We've had 200 people enjoy download of this Podcast discussion with me and Ron Miller of!

Join them (and us), and enjoy!

(Or just listen again!)


Episode #83:

Sunday, January 8, 2012

Tennis Players and the Guitar


What does playing the guitar help you do?

It increases finger and hand dexterity. It boosts IQ. It develops areas
of your brain controlling memory and coordination.

It helps you to recognize
and develop patterns of play. It forces you to learn rhythm and cadence.

Does all this sound familiar to tennis players?

You bet.

These are among the many things we tennis players do on the court
each time we play, practice and learn.

Just ask John McEnroe and the Bryan Brother Twins.

They play the guitar - and really well too!

Tennis and guitar playing. Perfect together.



Roger Federer Plays the Guitar (Nike)

By: leedscrew

Friday, January 6, 2012

Tennis Tip for 2012: Wanna Get Smarter - Faster - for Tennis (or anything else)?

Newsweek Magazine suggests these 31 ways:

1. Play word games
2. Eat turmeric
3. Take up an activity which raises heart-rate and improves body coordination (dance, squash, you name it)
4. Become more open-minded by following news from alternate sources such as Al Jazeera (English)
5. Give your smartphone a rest
6. Sleep.
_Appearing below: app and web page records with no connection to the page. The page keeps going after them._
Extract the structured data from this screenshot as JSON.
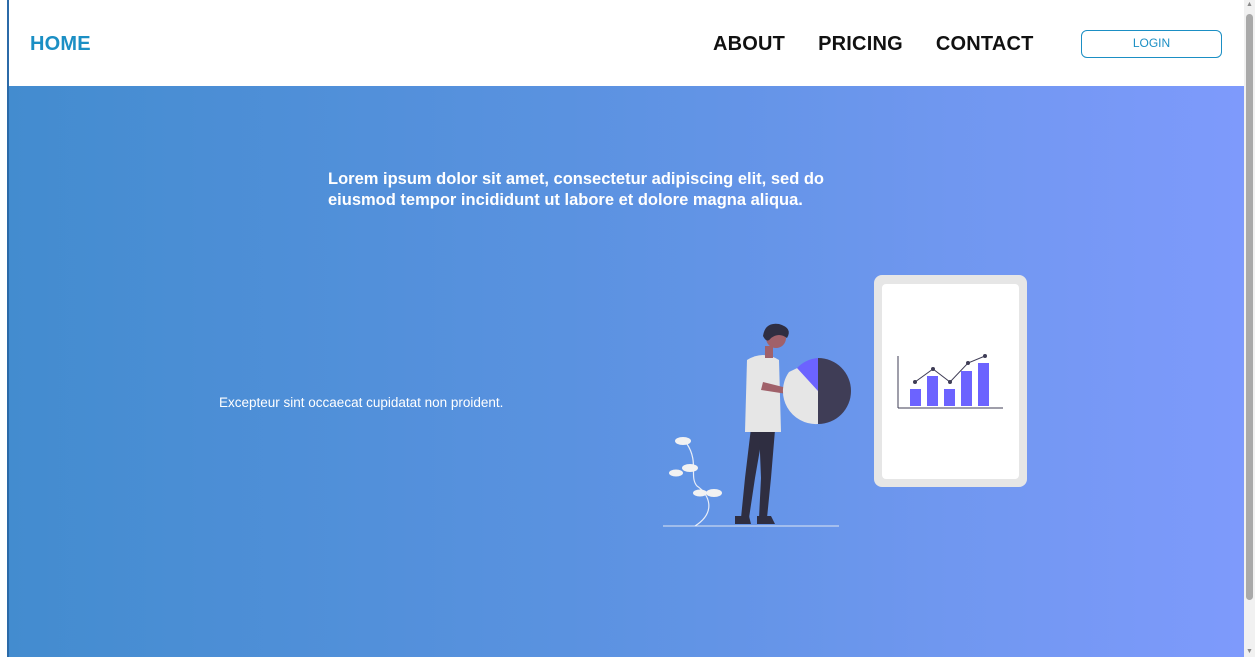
{
  "navbar": {
    "home_label": "HOME",
    "links": [
      {
        "label": "ABOUT"
      },
      {
        "label": "PRICING"
      },
      {
        "label": "CONTACT"
      }
    ],
    "login_label": "LOGIN"
  },
  "hero": {
    "headline": "Lorem ipsum dolor sit amet, consectetur adipiscing elit, sed do eiusmod tempor incididunt ut labore et dolore magna aliqua.",
    "subtext": "Excepteur sint occaecat cupidatat non proident.",
    "illustration": "person-with-pie-chart-and-tablet-bar-chart-illustration"
  },
  "colors": {
    "brand": "#1b8fc4",
    "gradient_start": "#438ccf",
    "gradient_end": "#7e9afc",
    "chart_accent": "#6c63ff",
    "chart_dark": "#3f3d56"
  },
  "scrollbar": {
    "up_icon": "chevron-up-icon",
    "down_icon": "chevron-down-icon"
  }
}
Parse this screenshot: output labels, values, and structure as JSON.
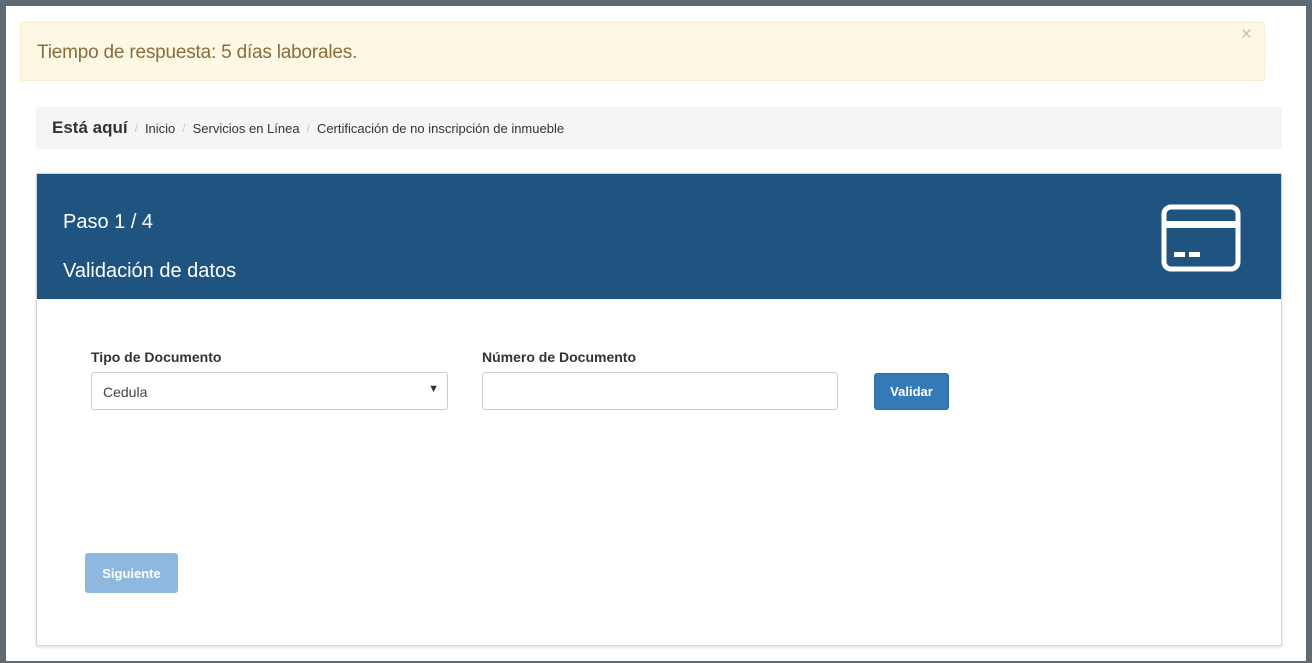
{
  "alert": {
    "message": "Tiempo de respuesta: 5 días laborales.",
    "close_label": "×"
  },
  "breadcrumb": {
    "heading": "Está aquí",
    "separator": "/",
    "items": [
      "Inicio",
      "Servicios en Línea",
      "Certificación de no inscripción de inmueble"
    ]
  },
  "panel": {
    "step": "Paso 1 / 4",
    "title": "Validación de datos",
    "icon": "credit-card-icon",
    "header_color": "#1f5380"
  },
  "form": {
    "document_type": {
      "label": "Tipo de Documento",
      "value": "Cedula"
    },
    "document_number": {
      "label": "Número de Documento",
      "value": "",
      "placeholder": ""
    },
    "validate_label": "Validar",
    "next_label": "Siguiente"
  },
  "colors": {
    "primary": "#337ab7",
    "primary_disabled": "#8fb8de",
    "alert_bg": "#fcf8e3",
    "alert_text": "#8a6d3b"
  }
}
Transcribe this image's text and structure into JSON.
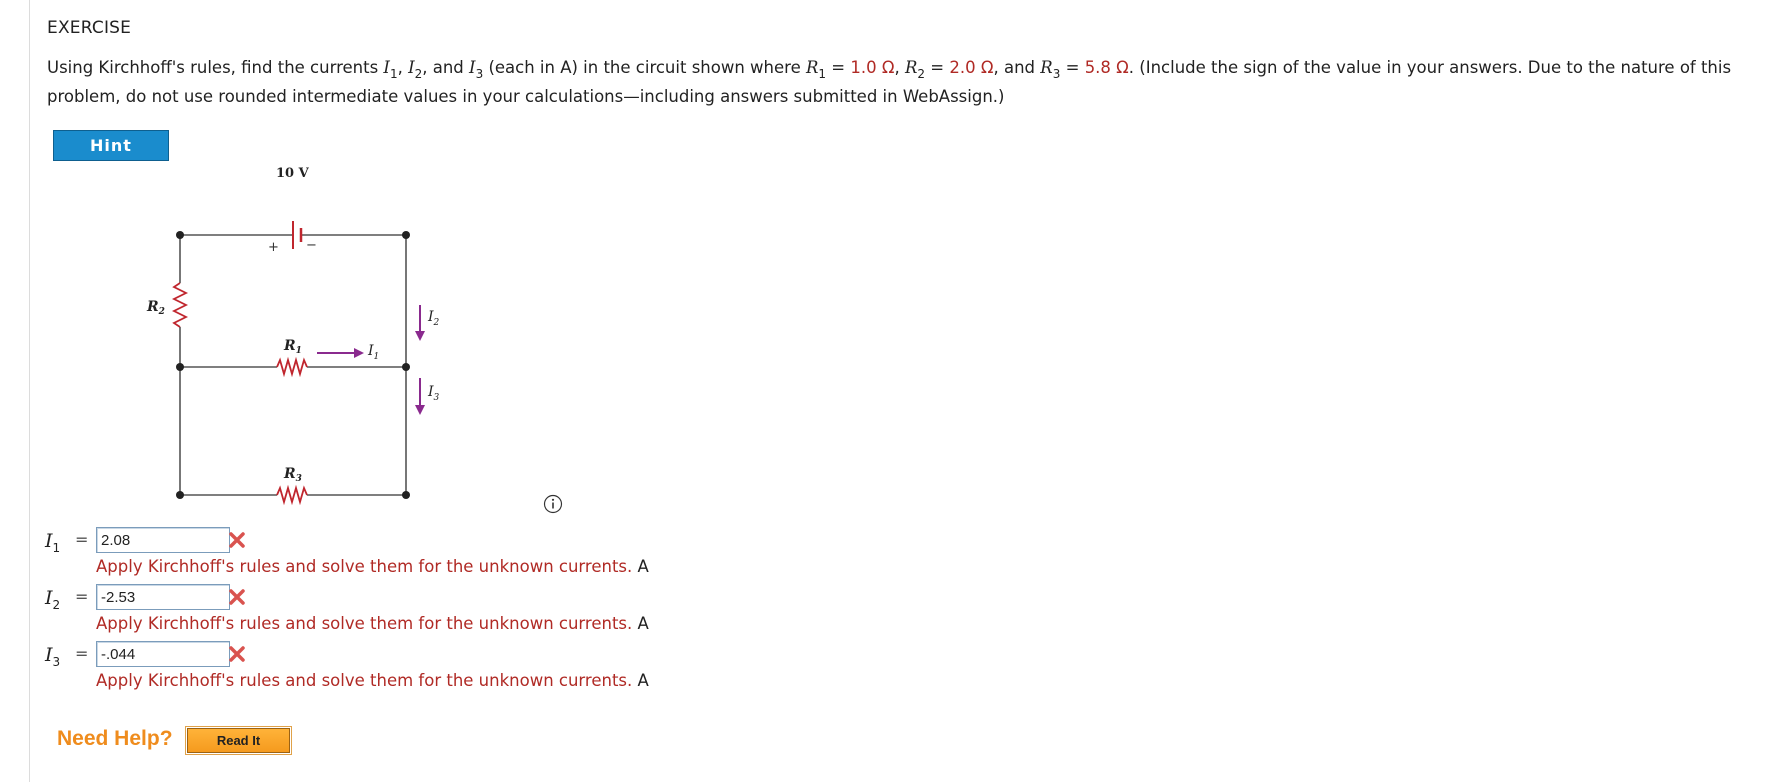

A Lot.
7. Download the TED App. (Great Minds speak)
8. Go to book festivals
9. Build your memory bank with images
10. Learn a language
11. Eat dark chocolate
12. Join a knitting circle
13. Be more questioning and skeptical
14. Play a videogame to manage stress and improve multi-tasking
15. Follow smart and interesting people on Twitter
16. Eat yogurt
17. Install SuperMemo program
18. See a Shakespeare play
19. Refine your thinking
20. Hydrate
21. Check out iTunes U for college lectures
22. Visit a museum
23. Play an instrument
24. Write by hand
25. Use time-management techniques
26. "Zone out" - give yourself free time to let your mind wander
27. Drink coffee
28. Delay gratification and develop patience
29. Become an expert at something, especially if it requires pattern recognition such as chess
30. Write online reviews
31. Get out of town and in touch with nature

Source: Newsweek Magazine: 31 Ways to Get Smarter - Faster (Dec. 11, 2011)


Sunday, January 1, 2012

New Year Podcast: Topic - Reasons to Play Tennis, Review of 2011, Predictions for 2012

Enjoy my tennis discussion with Ron Miller of!

We talk about our favorite reasons to play tennis, and review tennis news in 2011, and make predictions for New Year 2012!

Click Here for Podcast:
Episode #83 of

All the Best for New Year 2012,